20th January – Sea Day 3 of 4
Had quite a busy day today, for a sea day. Started with fruit and Sudoku, as usual, on the open deck, in the shade – where it was 82 degrees again, although the sky was more cloudy, and it was much more breezy, so the sun did not feel quite so fierce. So I imagine people will be quite lobster-hued by dinner, as people are nothing if not gullible about cloud and wind entailing a weaker UV factor; of course, neither do any such thing.
After some lunch, the music got stupidly loud, so I moved to the other pool, which was much quieter. Finished my first painting – a postcard that John challenged me to do. Not sure how happy I am with the result. May have another go tomorrow.
Mum and dad went to the Crossing the Line party as their quiz partners were participating – every ship in the world that crosses the Equator has to ask permission from Neptune to do so. Every time you cross. This is usually an excuse for dowsing the newest crew members in water with varying degrees of added humiliation tagged on where possible. On P&O ships, it takes place at one of the pools.
I also went for a swim (in the other pool (ironically named the Neptune Pool, as opposed to the Aquarius we normally frequent)). Only managed six lengths. It’s quite exhausting swimming against the flow of the water, which follows the movement of the ship. The current is surprisingly strong. An hour later, I am still deaf in one ear, which is full of water.

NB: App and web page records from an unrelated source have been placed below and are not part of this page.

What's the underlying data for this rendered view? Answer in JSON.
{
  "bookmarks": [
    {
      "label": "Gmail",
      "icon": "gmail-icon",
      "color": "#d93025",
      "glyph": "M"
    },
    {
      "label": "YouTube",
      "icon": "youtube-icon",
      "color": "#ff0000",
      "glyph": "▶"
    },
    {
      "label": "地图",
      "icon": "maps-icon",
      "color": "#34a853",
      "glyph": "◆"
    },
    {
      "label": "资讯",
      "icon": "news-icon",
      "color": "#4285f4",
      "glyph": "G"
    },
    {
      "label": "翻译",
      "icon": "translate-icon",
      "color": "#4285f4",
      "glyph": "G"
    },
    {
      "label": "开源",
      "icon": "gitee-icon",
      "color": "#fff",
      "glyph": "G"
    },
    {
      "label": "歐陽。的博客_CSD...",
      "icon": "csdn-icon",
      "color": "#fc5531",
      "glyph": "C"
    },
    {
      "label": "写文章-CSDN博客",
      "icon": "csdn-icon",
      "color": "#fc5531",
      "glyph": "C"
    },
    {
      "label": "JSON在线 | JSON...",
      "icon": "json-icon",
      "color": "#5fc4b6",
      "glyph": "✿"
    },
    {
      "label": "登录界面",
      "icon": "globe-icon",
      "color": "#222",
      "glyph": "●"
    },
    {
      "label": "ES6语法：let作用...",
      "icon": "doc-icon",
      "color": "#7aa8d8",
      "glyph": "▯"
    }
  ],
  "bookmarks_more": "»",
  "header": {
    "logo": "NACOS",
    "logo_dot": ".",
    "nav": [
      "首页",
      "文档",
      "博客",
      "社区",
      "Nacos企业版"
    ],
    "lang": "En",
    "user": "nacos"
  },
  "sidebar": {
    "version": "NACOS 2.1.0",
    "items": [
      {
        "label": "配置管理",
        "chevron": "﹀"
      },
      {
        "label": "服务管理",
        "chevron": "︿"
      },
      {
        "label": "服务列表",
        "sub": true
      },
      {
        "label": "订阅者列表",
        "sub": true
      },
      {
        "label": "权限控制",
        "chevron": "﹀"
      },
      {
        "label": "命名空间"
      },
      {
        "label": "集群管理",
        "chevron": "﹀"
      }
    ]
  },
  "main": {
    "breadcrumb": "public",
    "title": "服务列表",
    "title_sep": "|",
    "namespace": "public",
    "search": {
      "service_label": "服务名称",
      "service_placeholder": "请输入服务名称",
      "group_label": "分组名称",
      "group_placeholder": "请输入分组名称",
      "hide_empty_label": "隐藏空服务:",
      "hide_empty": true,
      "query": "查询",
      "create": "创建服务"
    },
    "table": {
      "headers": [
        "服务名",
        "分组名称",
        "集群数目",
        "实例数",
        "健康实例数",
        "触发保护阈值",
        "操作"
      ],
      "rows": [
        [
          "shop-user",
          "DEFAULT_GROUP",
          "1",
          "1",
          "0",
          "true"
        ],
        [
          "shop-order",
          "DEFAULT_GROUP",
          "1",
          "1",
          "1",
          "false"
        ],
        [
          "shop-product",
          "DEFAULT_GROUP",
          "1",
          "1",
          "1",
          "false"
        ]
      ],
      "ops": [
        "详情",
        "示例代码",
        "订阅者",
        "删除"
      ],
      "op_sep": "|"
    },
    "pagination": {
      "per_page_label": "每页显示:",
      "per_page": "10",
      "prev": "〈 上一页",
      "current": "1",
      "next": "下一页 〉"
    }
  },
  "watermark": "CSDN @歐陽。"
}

Had a lovely long chat with Keith. He tootles around the ship on a little mobility scooter and we’ve chatted to him before. Turns out, he left home without his wallet. No credit cards, no cash, nothing. He has had to make a bank transfer to pay P&O for his onboard expenses. He was worrying about what he will do when he gets to Sydney. I suggested he ask Reception to cash a cheque (he managed to pack that, at least). Or ask his brother-in-law to post his wallet out to meet him in Oz. He will consider both options, neither of which had occurred to him. I suppose in the heat of finding myself on the opposite side of the world to my wallet, I would not find it easy to think too clearly either.